═════ Task data

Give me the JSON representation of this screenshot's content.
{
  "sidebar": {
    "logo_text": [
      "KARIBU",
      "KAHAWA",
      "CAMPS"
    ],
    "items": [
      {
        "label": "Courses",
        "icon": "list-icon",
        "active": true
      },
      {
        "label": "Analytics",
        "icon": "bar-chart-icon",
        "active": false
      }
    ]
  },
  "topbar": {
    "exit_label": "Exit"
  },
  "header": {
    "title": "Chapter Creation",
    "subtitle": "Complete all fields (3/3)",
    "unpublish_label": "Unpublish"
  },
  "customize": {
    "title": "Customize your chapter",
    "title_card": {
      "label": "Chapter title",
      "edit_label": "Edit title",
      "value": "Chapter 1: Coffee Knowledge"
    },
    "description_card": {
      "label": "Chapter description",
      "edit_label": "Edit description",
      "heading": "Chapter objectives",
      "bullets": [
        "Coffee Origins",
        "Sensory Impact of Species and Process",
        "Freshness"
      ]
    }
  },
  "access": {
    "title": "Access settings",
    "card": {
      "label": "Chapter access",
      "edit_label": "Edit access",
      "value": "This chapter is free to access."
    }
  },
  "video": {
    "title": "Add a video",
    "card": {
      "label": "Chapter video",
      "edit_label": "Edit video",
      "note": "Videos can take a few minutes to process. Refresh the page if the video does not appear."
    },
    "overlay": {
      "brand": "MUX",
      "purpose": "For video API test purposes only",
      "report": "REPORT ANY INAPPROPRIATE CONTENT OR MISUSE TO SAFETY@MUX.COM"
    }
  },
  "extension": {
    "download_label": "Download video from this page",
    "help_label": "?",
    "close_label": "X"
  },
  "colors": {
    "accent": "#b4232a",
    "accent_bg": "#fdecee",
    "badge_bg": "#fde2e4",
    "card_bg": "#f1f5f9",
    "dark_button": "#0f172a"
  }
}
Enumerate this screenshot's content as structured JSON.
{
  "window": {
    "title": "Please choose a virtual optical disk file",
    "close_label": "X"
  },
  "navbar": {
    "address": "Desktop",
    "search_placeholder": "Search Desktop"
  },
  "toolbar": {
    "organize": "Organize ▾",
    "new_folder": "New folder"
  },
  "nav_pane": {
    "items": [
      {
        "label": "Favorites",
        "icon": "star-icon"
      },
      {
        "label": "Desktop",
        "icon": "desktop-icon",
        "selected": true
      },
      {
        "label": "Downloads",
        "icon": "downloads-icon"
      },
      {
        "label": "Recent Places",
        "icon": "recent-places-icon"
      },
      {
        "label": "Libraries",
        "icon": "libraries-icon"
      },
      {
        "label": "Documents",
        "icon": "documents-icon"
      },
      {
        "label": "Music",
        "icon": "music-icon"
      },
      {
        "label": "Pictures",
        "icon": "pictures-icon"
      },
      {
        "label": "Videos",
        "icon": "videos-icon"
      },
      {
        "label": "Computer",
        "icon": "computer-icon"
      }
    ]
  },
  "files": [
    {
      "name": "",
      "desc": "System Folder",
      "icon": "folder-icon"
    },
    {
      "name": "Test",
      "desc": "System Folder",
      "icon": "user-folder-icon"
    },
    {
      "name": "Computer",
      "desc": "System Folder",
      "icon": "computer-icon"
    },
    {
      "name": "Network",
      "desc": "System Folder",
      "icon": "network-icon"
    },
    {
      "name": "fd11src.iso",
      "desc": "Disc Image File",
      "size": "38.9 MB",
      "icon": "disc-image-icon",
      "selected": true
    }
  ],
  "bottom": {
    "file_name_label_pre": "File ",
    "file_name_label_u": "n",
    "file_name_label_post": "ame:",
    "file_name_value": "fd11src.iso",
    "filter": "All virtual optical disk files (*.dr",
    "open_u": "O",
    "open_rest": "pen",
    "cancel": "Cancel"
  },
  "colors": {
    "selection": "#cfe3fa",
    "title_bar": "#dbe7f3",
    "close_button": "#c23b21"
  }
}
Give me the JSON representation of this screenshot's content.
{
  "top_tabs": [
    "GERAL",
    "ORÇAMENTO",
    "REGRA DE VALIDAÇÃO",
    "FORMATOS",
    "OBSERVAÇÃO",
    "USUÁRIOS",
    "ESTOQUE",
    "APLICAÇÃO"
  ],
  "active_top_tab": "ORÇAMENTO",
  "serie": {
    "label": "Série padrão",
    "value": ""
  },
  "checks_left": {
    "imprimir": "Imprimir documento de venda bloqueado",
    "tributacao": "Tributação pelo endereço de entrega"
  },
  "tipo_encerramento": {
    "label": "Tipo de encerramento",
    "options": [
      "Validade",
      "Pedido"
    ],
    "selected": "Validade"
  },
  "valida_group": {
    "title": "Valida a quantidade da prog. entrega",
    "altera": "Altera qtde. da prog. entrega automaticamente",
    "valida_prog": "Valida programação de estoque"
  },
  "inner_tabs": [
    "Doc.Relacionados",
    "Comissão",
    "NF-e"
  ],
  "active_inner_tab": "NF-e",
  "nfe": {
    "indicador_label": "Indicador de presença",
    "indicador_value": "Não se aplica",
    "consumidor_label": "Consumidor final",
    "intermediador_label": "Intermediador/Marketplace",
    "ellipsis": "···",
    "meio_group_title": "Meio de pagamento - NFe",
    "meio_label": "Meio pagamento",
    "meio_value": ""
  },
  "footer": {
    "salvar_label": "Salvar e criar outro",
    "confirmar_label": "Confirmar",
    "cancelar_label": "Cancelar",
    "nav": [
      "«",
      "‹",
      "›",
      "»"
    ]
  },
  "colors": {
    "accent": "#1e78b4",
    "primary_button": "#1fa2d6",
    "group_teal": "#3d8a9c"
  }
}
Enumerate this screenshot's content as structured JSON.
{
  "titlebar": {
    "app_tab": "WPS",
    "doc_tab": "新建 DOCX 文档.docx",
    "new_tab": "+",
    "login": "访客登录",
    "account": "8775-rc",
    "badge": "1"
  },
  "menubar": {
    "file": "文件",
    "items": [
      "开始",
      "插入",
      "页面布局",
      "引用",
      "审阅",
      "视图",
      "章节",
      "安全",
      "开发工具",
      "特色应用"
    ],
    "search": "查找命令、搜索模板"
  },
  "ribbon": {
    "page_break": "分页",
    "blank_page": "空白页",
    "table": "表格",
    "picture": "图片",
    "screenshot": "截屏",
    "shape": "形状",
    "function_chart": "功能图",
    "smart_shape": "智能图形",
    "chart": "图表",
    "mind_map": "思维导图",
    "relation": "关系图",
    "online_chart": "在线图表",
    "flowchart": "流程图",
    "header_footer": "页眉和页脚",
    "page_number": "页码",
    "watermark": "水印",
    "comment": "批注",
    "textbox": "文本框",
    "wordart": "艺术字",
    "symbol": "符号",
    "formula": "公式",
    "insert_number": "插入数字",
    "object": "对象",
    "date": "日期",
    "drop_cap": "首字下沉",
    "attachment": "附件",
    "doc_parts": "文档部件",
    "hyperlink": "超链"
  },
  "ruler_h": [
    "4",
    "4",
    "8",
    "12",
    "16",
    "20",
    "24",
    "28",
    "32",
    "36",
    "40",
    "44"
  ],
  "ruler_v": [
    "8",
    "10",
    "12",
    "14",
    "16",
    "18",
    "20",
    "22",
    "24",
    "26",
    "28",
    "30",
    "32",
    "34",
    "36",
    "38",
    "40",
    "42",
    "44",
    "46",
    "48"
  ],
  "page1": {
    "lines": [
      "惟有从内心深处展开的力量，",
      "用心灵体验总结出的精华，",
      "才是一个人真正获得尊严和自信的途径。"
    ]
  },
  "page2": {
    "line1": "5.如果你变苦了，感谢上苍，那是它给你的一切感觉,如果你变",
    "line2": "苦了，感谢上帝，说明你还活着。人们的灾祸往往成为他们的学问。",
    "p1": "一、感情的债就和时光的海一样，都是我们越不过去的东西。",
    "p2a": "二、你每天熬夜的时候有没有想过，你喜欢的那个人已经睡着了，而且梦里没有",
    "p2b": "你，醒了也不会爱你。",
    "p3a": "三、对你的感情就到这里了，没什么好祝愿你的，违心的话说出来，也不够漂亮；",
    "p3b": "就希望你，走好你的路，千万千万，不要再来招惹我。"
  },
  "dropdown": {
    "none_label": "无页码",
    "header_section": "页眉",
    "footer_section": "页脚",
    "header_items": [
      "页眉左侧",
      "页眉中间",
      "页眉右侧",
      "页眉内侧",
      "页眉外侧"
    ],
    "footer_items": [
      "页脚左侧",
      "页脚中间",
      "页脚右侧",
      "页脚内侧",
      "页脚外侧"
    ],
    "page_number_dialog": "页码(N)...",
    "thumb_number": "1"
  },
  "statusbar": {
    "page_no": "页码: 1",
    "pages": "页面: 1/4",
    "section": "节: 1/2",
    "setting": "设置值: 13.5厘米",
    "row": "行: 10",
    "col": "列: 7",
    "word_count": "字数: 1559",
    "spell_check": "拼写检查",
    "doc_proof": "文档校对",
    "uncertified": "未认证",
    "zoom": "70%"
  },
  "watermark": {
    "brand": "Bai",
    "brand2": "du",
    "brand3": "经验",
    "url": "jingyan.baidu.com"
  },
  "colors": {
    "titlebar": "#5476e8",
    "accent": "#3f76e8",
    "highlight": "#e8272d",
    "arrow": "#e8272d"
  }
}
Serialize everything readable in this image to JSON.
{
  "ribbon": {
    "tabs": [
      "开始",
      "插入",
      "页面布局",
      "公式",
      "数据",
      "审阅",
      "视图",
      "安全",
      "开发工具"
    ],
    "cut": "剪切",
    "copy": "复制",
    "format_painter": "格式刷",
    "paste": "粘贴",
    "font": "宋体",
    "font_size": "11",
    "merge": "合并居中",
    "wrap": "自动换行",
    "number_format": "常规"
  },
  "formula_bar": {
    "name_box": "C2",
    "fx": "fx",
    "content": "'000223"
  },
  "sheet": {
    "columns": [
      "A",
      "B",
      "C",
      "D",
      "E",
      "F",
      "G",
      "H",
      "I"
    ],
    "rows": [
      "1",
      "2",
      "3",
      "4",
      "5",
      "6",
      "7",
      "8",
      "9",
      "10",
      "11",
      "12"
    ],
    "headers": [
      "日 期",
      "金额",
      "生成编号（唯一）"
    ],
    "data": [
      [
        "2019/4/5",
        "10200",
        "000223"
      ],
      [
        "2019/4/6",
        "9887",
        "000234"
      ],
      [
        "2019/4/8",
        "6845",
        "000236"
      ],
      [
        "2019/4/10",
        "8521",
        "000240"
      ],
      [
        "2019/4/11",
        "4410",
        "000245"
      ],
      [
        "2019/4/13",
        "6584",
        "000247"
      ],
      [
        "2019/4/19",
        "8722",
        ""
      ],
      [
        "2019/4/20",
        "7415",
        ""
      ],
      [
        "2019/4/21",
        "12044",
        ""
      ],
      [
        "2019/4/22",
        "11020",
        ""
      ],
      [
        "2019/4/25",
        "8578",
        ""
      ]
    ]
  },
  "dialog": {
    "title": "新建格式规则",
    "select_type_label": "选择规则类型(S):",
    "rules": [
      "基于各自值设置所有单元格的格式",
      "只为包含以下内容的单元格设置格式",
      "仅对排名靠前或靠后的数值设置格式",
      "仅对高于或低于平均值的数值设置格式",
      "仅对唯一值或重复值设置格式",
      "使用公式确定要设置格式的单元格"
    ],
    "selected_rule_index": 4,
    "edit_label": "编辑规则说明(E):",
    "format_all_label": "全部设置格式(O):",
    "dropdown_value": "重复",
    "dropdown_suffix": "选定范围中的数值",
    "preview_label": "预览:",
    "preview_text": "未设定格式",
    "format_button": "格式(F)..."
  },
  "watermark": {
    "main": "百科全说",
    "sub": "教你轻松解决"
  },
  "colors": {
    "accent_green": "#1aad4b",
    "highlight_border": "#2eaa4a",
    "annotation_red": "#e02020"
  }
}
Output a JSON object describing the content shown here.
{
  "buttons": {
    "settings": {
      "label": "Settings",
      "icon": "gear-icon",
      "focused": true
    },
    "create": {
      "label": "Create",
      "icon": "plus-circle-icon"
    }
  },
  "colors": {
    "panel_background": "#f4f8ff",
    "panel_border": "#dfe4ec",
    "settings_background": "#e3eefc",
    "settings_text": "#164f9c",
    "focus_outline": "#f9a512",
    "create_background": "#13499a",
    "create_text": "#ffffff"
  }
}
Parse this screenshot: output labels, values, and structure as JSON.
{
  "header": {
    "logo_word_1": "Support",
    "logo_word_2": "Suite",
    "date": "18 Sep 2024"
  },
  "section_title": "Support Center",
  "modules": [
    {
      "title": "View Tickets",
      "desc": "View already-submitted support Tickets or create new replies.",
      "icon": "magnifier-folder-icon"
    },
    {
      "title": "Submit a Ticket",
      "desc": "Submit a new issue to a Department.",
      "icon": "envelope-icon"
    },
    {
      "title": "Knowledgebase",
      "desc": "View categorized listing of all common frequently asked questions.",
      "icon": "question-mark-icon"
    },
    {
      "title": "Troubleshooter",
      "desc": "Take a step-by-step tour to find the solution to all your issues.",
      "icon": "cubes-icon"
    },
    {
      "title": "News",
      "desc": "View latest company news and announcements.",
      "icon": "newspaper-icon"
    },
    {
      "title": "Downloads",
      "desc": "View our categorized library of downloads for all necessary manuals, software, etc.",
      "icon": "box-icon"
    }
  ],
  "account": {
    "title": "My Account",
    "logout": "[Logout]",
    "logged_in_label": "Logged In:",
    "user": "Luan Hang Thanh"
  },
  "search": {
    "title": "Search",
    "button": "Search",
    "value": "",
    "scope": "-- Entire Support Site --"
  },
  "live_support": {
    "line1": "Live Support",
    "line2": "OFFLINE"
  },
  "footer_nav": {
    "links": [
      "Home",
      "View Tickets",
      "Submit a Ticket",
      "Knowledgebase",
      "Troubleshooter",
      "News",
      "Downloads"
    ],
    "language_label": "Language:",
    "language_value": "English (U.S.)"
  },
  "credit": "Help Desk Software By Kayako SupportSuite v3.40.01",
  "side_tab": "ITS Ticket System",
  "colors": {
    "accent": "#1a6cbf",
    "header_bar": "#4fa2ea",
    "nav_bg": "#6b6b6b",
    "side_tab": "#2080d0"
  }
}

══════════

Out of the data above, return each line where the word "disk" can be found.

* Reply to the exercise:
    "title": "Please choose a virtual optical disk file",
    "filter": "All virtual optical disk files (*.dr",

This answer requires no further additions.